* _Information given_:
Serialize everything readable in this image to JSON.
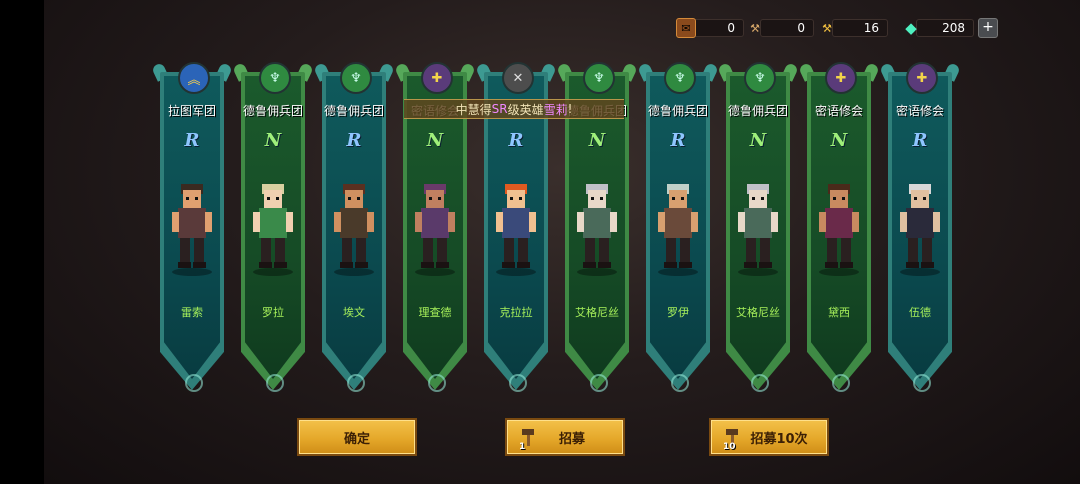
{
  "resources": [
    {
      "icon": "scroll-icon",
      "value": "0"
    },
    {
      "icon": "hammer-icon",
      "value": "0"
    },
    {
      "icon": "golden-hammer-icon",
      "value": "16"
    },
    {
      "icon": "gem-icon",
      "value": "208"
    }
  ],
  "add_label": "+",
  "notice": {
    "prefix": "中慧得",
    "grade": "SR",
    "middle": "级英雄",
    "hero": "雪莉",
    "suffix": "!"
  },
  "cards": [
    {
      "faction": "拉图军团",
      "grade": "R",
      "name": "雷索",
      "theme": "teal",
      "emblem": "rank-chevron-icon"
    },
    {
      "faction": "德鲁佣兵团",
      "grade": "N",
      "name": "罗拉",
      "theme": "green",
      "emblem": "dragon-crest-icon"
    },
    {
      "faction": "德鲁佣兵团",
      "grade": "R",
      "name": "埃文",
      "theme": "teal",
      "emblem": "dragon-crest-icon"
    },
    {
      "faction": "密语修会",
      "grade": "N",
      "name": "理查德",
      "theme": "green",
      "emblem": "holy-cross-icon"
    },
    {
      "faction": "",
      "grade": "R",
      "name": "克拉拉",
      "theme": "teal",
      "emblem": "crossed-swords-icon"
    },
    {
      "faction": "德鲁佣兵团",
      "grade": "N",
      "name": "艾格尼丝",
      "theme": "green",
      "emblem": "dragon-crest-icon"
    },
    {
      "faction": "德鲁佣兵团",
      "grade": "R",
      "name": "罗伊",
      "theme": "teal",
      "emblem": "dragon-crest-icon"
    },
    {
      "faction": "德鲁佣兵团",
      "grade": "N",
      "name": "艾格尼丝",
      "theme": "green",
      "emblem": "dragon-crest-icon"
    },
    {
      "faction": "密语修会",
      "grade": "N",
      "name": "黛西",
      "theme": "green",
      "emblem": "holy-cross-icon"
    },
    {
      "faction": "密语修会",
      "grade": "R",
      "name": "伍德",
      "theme": "teal",
      "emblem": "holy-cross-icon"
    }
  ],
  "buttons": {
    "confirm": "确定",
    "recruit_one": "招募",
    "recruit_one_count": "1",
    "recruit_ten": "招募10次",
    "recruit_ten_count": "10"
  },
  "colors": {
    "accent": "#e5a82a",
    "teal_card": "#0f5a5c",
    "green_card": "#1b5a2c",
    "hero_name": "#a7f05a"
  }
}
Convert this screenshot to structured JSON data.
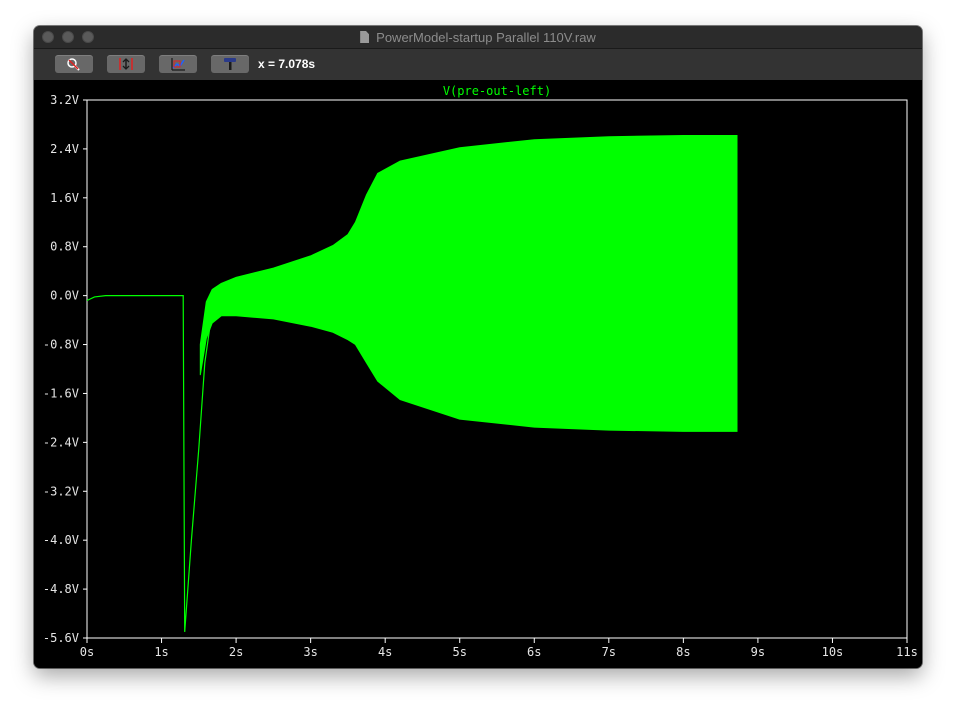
{
  "window": {
    "title": "PowerModel-startup Parallel 110V.raw"
  },
  "toolbar": {
    "buttons": [
      {
        "name": "zoom-button",
        "icon": "zoom-icon"
      },
      {
        "name": "autoscale-button",
        "icon": "autoscale-icon"
      },
      {
        "name": "pan-button",
        "icon": "pan-icon"
      },
      {
        "name": "hammer-button",
        "icon": "hammer-icon"
      }
    ],
    "cursor_readout": "x = 7.078s"
  },
  "colors": {
    "trace": "#00ff00",
    "axes": "#ffffff",
    "background": "#000000",
    "tick_text": "#e6e6e6"
  },
  "chart_data": {
    "type": "line",
    "title": "V(pre-out-left)",
    "xlabel": "",
    "ylabel": "",
    "xlim": [
      0,
      11
    ],
    "ylim": [
      -5.6,
      3.2
    ],
    "x_ticks": [
      0,
      1,
      2,
      3,
      4,
      5,
      6,
      7,
      8,
      9,
      10,
      11
    ],
    "x_tick_labels": [
      "0s",
      "1s",
      "2s",
      "3s",
      "4s",
      "5s",
      "6s",
      "7s",
      "8s",
      "9s",
      "10s",
      "11s"
    ],
    "y_ticks": [
      3.2,
      2.4,
      1.6,
      0.8,
      0.0,
      -0.8,
      -1.6,
      -2.4,
      -3.2,
      -4.0,
      -4.8,
      -5.6
    ],
    "y_tick_labels": [
      "3.2V",
      "2.4V",
      "1.6V",
      "0.8V",
      "0.0V",
      "-0.8V",
      "-1.6V",
      "-2.4V",
      "-3.2V",
      "-4.0V",
      "-4.8V",
      "-5.6V"
    ],
    "grid": false,
    "series": [
      {
        "name": "V(pre-out-left)",
        "line": [
          [
            0,
            -0.08
          ],
          [
            0.1,
            -0.02
          ],
          [
            0.25,
            0.0
          ],
          [
            1.29,
            0.0
          ],
          [
            1.31,
            -5.5
          ],
          [
            1.4,
            -4.0
          ],
          [
            1.5,
            -2.5
          ],
          [
            1.58,
            -1.1
          ],
          [
            1.65,
            -0.5
          ]
        ],
        "upper_envelope": [
          [
            1.52,
            -0.8
          ],
          [
            1.6,
            -0.1
          ],
          [
            1.68,
            0.1
          ],
          [
            1.8,
            0.2
          ],
          [
            2.0,
            0.3
          ],
          [
            2.5,
            0.45
          ],
          [
            3.0,
            0.65
          ],
          [
            3.3,
            0.82
          ],
          [
            3.5,
            1.0
          ],
          [
            3.6,
            1.2
          ],
          [
            3.75,
            1.65
          ],
          [
            3.9,
            2.0
          ],
          [
            4.2,
            2.2
          ],
          [
            5.0,
            2.42
          ],
          [
            6.0,
            2.55
          ],
          [
            7.0,
            2.6
          ],
          [
            8.0,
            2.62
          ],
          [
            8.72,
            2.62
          ]
        ],
        "lower_envelope": [
          [
            1.52,
            -1.3
          ],
          [
            1.6,
            -0.7
          ],
          [
            1.68,
            -0.45
          ],
          [
            1.8,
            -0.33
          ],
          [
            2.0,
            -0.33
          ],
          [
            2.5,
            -0.38
          ],
          [
            3.0,
            -0.5
          ],
          [
            3.3,
            -0.6
          ],
          [
            3.5,
            -0.72
          ],
          [
            3.6,
            -0.8
          ],
          [
            3.75,
            -1.1
          ],
          [
            3.9,
            -1.4
          ],
          [
            4.2,
            -1.7
          ],
          [
            5.0,
            -2.02
          ],
          [
            6.0,
            -2.15
          ],
          [
            7.0,
            -2.2
          ],
          [
            8.0,
            -2.22
          ],
          [
            8.72,
            -2.22
          ]
        ]
      }
    ]
  }
}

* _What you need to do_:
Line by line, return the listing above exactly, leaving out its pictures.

* _Answer for the task_:
Serialize everything readable in this image to JSON.
{
  "resources": [
    {
      "icon": "scroll-icon",
      "value": "0"
    },
    {
      "icon": "hammer-icon",
      "value": "0"
    },
    {
      "icon": "golden-hammer-icon",
      "value": "16"
    },
    {
      "icon": "gem-icon",
      "value": "208"
    }
  ],
  "add_label": "+",
  "notice": {
    "prefix": "中慧得",
    "grade": "SR",
    "middle": "级英雄",
    "hero": "雪莉",
    "suffix": "!"
  },
  "cards": [
    {
      "faction": "拉图军团",
      "grade": "R",
      "name": "雷索",
      "theme": "teal",
      "emblem": "rank-chevron-icon"
    },
    {
      "faction": "德鲁佣兵团",
      "grade": "N",
      "name": "罗拉",
      "theme": "green",
      "emblem": "dragon-crest-icon"
    },
    {
      "faction": "德鲁佣兵团",
      "grade": "R",
      "name": "埃文",
      "theme": "teal",
      "emblem": "dragon-crest-icon"
    },
    {
      "faction": "密语修会",
      "grade": "N",
      "name": "理查德",
      "theme": "green",
      "emblem": "holy-cross-icon"
    },
    {
      "faction": "",
      "grade": "R",
      "name": "克拉拉",
      "theme": "teal",
      "emblem": "crossed-swords-icon"
    },
    {
      "faction": "德鲁佣兵团",
      "grade": "N",
      "name": "艾格尼丝",
      "theme": "green",
      "emblem": "dragon-crest-icon"
    },
    {
      "faction": "德鲁佣兵团",
      "grade": "R",
      "name": "罗伊",
      "theme": "teal",
      "emblem": "dragon-crest-icon"
    },
    {
      "faction": "德鲁佣兵团",
      "grade": "N",
      "name": "艾格尼丝",
      "theme": "green",
      "emblem": "dragon-crest-icon"
    },
    {
      "faction": "密语修会",
      "grade": "N",
      "name": "黛西",
      "theme": "green",
      "emblem": "holy-cross-icon"
    },
    {
      "faction": "密语修会",
      "grade": "R",
      "name": "伍德",
      "theme": "teal",
      "emblem": "holy-cross-icon"
    }
  ],
  "buttons": {
    "confirm": "确定",
    "recruit_one": "招募",
    "recruit_one_count": "1",
    "recruit_ten": "招募10次",
    "recruit_ten_count": "10"
  },
  "colors": {
    "accent": "#e5a82a",
    "teal_card": "#0f5a5c",
    "green_card": "#1b5a2c",
    "hero_name": "#a7f05a"
  }
}
Convert this screenshot to structured JSON data.
{
  "window": {
    "title": "PowerModel-startup Parallel 110V.raw"
  },
  "toolbar": {
    "buttons": [
      {
        "name": "zoom-button",
        "icon": "zoom-icon"
      },
      {
        "name": "autoscale-button",
        "icon": "autoscale-icon"
      },
      {
        "name": "pan-button",
        "icon": "pan-icon"
      },
      {
        "name": "hammer-button",
        "icon": "hammer-icon"
      }
    ],
    "cursor_readout": "x = 7.078s"
  },
  "colors": {
    "trace": "#00ff00",
    "axes": "#ffffff",
    "background": "#000000",
    "tick_text": "#e6e6e6"
  },
  "chart_data": {
    "type": "line",
    "title": "V(pre-out-left)",
    "xlabel": "",
    "ylabel": "",
    "xlim": [
      0,
      11
    ],
    "ylim": [
      -5.6,
      3.2
    ],
    "x_ticks": [
      0,
      1,
      2,
      3,
      4,
      5,
      6,
      7,
      8,
      9,
      10,
      11
    ],
    "x_tick_labels": [
      "0s",
      "1s",
      "2s",
      "3s",
      "4s",
      "5s",
      "6s",
      "7s",
      "8s",
      "9s",
      "10s",
      "11s"
    ],
    "y_ticks": [
      3.2,
      2.4,
      1.6,
      0.8,
      0.0,
      -0.8,
      -1.6,
      -2.4,
      -3.2,
      -4.0,
      -4.8,
      -5.6
    ],
    "y_tick_labels": [
      "3.2V",
      "2.4V",
      "1.6V",
      "0.8V",
      "0.0V",
      "-0.8V",
      "-1.6V",
      "-2.4V",
      "-3.2V",
      "-4.0V",
      "-4.8V",
      "-5.6V"
    ],
    "grid": false,
    "series": [
      {
        "name": "V(pre-out-left)",
        "line": [
          [
            0,
            -0.08
          ],
          [
            0.1,
            -0.02
          ],
          [
            0.25,
            0.0
          ],
          [
            1.29,
            0.0
          ],
          [
            1.31,
            -5.5
          ],
          [
            1.4,
            -4.0
          ],
          [
            1.5,
            -2.5
          ],
          [
            1.58,
            -1.1
          ],
          [
            1.65,
            -0.5
          ]
        ],
        "upper_envelope": [
          [
            1.52,
            -0.8
          ],
          [
            1.6,
            -0.1
          ],
          [
            1.68,
            0.1
          ],
          [
            1.8,
            0.2
          ],
          [
            2.0,
            0.3
          ],
          [
            2.5,
            0.45
          ],
          [
            3.0,
            0.65
          ],
          [
            3.3,
            0.82
          ],
          [
            3.5,
            1.0
          ],
          [
            3.6,
            1.2
          ],
          [
            3.75,
            1.65
          ],
          [
            3.9,
            2.0
          ],
          [
            4.2,
            2.2
          ],
          [
            5.0,
            2.42
          ],
          [
            6.0,
            2.55
          ],
          [
            7.0,
            2.6
          ],
          [
            8.0,
            2.62
          ],
          [
            8.72,
            2.62
          ]
        ],
        "lower_envelope": [
          [
            1.52,
            -1.3
          ],
          [
            1.6,
            -0.7
          ],
          [
            1.68,
            -0.45
          ],
          [
            1.8,
            -0.33
          ],
          [
            2.0,
            -0.33
          ],
          [
            2.5,
            -0.38
          ],
          [
            3.0,
            -0.5
          ],
          [
            3.3,
            -0.6
          ],
          [
            3.5,
            -0.72
          ],
          [
            3.6,
            -0.8
          ],
          [
            3.75,
            -1.1
          ],
          [
            3.9,
            -1.4
          ],
          [
            4.2,
            -1.7
          ],
          [
            5.0,
            -2.02
          ],
          [
            6.0,
            -2.15
          ],
          [
            7.0,
            -2.2
          ],
          [
            8.0,
            -2.22
          ],
          [
            8.72,
            -2.22
          ]
        ]
      }
    ]
  }
}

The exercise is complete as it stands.